I probably shouldn’t have had the two glasses of wine at tonight’s preschool fundraising auction (which was, by all accounts, a resounding success). The drinks’ effects of temporary well-being and laughter were appreciated at the time and made the evening repast all the smoother. Now, a few hours later, I worry about potential depressive effects. I am already sad in that kind of way that can keep you up at night; upset about something that I can’t solve nor, in these few minutes any way, finish working through.
I am speaking of course of the grave injuries to our two laying hens by neighbor dogs – one attack occurring Tuesday, and the other early this morning (by the same dogs)*. Both hens were savaged but intact enough for the veterinarian to advise treatment and rehabilitation (as opposed to euthanasia). The vet bill would be almost comical for me to recount here (and may in fact increase before all is said and done) – suffice to say that should these hens survive, these will be very special eggs we will be enjoying. Currently we have two separate avian hospital cubicles set up in the steady warmth of my sewing room. We are cooking up oatmeal and yogurt, delivering injections (this takes getting used to), and providing fresh water and lots of rest for our girls.

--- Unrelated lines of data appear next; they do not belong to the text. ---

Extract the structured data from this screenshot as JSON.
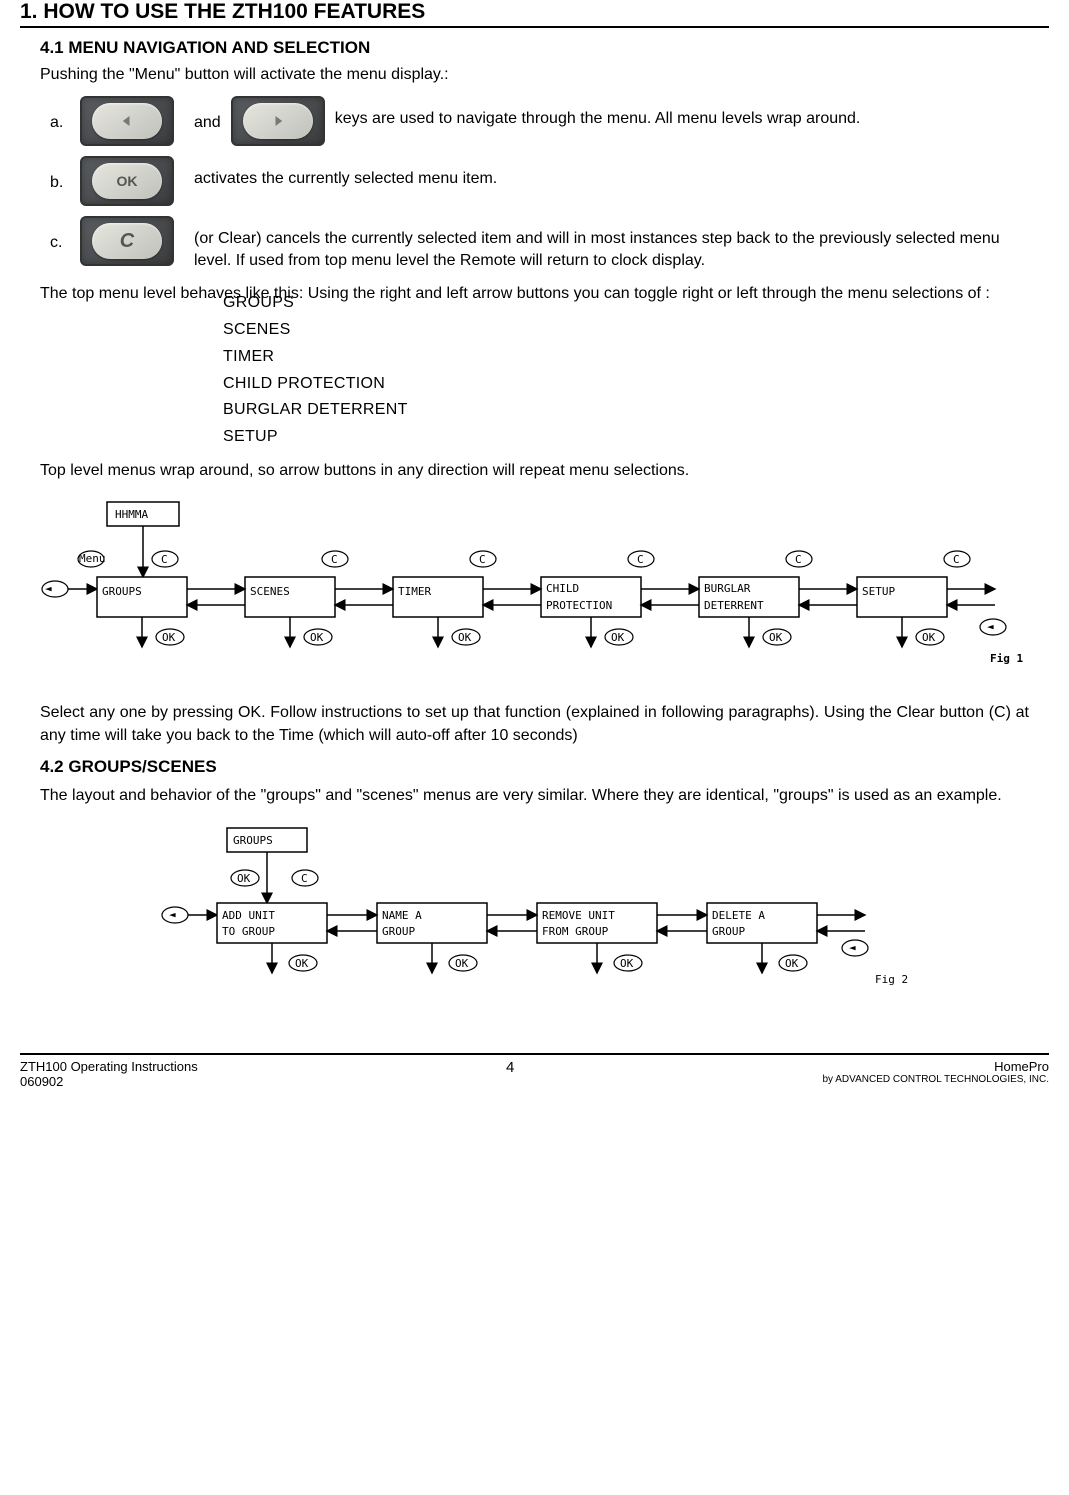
{
  "section": {
    "title": "1.  HOW TO USE THE ZTH100 FEATURES",
    "sub41": "4.1  MENU  NAVIGATION  AND  SELECTION",
    "intro": "Pushing the \"Menu\" button will activate the menu display.:",
    "a_letter": "a.",
    "and": "and",
    "a_text": "keys are used to navigate through the menu. All menu levels wrap around.",
    "b_letter": "b.",
    "b_text": "activates the currently selected menu item.",
    "c_letter": "c.",
    "c_text": "(or Clear) cancels the currently selected item and will in most instances step back to the previously selected menu level. If used from top menu level the Remote will return to clock display.",
    "top_intro": "The top menu level behaves like this:  Using the right and left arrow buttons you can toggle right or left through the menu selections of :",
    "menu_items": {
      "0": "GROUPS",
      "1": "SCENES",
      "2": "TIMER",
      "3": "CHILD   PROTECTION",
      "4": "BURGLAR   DETERRENT",
      "5": "SETUP"
    },
    "wrap_note": "Top level menus wrap around, so arrow buttons in any direction will repeat menu selections.",
    "fig1": {
      "hhmma": "HHMMA",
      "groups": "GROUPS",
      "scenes": "SCENES",
      "timer": "TIMER",
      "child1": "CHILD",
      "child2": "PROTECTION",
      "burglar1": "BURGLAR",
      "burglar2": "DETERRENT",
      "setup": "SETUP",
      "ok": "OK",
      "c": "C",
      "menu": "Menu",
      "caption": "Fig  1"
    },
    "select_para": "Select any one by pressing OK.  Follow instructions to set up that function (explained in following paragraphs).   Using the Clear button (C) at any time will take you back to the Time (which will auto-off after 10 seconds)",
    "sub42": "4.2  GROUPS/SCENES",
    "groups_intro": "The layout and behavior of the \"groups\" and \"scenes\" menus are very similar. Where they are identical, \"groups\" is used as an example.",
    "fig2": {
      "groups": "GROUPS",
      "add1": "ADD  UNIT",
      "add2": "TO  GROUP",
      "name1": "NAME  A",
      "name2": "GROUP",
      "remove1": "REMOVE  UNIT",
      "remove2": "FROM  GROUP",
      "delete1": "DELETE  A",
      "delete2": "GROUP",
      "ok": "OK",
      "c": "C",
      "caption": "Fig 2"
    }
  },
  "footer": {
    "left1": "ZTH100 Operating Instructions",
    "left2": "060902",
    "page": "4",
    "right1": "HomePro",
    "right2": "by ADVANCED CONTROL TECHNOLOGIES, INC."
  },
  "buttons": {
    "ok_label": "OK",
    "c_label": "C"
  }
}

Our sad little episode has gone out to the world at large and I’ve received a number of loving messages and well-wishes. The vast number of comments have been supportive and sweet; a very few have been rather unhelpful or just plain depressing to recount. Yes, I expected something bad might happen to the animals under my care. No animal lover brings a creature into the home expecting the animal will outlive the owner – exotic parrots and large tortoises notwithstanding. I am reminded of little Peeperton 1, the chick who died only a few days after my father succumbed to cancer. I cried off and on for a full day, feeling as though the loss of this tiny ounce of fluff was more than I could stand. I remember little Baby, the silly black and white kitten we had for only a few short months before she succumbed to a mysterious degenerative nerve disorder (we also spent hundreds on her in attempting to diagnose, treat, and care for her; these dollars neither Ralph nor I regretting in the slightest). After letting this sweet little kitten get the death needle in the vet’s office, and stroking her fur while she stopped breathing, Ralph and I half-stumbled outside with our hands empty. He and I sat in my little red pickup truck and cried together, sagging in our seats next to one another. A week later we received a card from the vet, handwritten and conveying sympathies. I remember how very touched we were this veterinarian – who’d presumably seen a lot of death and loss – would reach out to us.
Our hens are still with us. They may indeed live. It is hard for me to see their injuries and be unsure of their survival. Bluster seems to be out of the woods (although she won’t be winning any prizes at the Fair this year with her bare-plucked ass and scars!). Sophie, injured early this morning, looks far worse. But even this evening she seems more herself. I wonder if chickens, like so many other creatures, have a will to live (or lack thereof) that is far more relevant than the medicines prescribed or the physiology of the wounds. If our birds are affected at all by the love and devotion of others, they are experiencing our concern, our love, and our prayers – and from what I can tell, those of many others.
I appreciate the caring words and the kindhearted thoughts more than I can fully express. I feel so blessed I have so many friends – those close, those not-so-close, some who barely know me – who take the time to read, or respond, or just send compassion my way. I have experienced this kind of care in so many of the losses and difficult times in my life and it is as appreciated as anything else I’ve ever received.
* Yes, I know which dogs, and yes, I have initiated contact with both the neighbors and local Animal Control. Unhelpful comments include what actions I should or shouldn’t take regarding these dogs, and what kinds of people allow dogs to roam, etc. etc.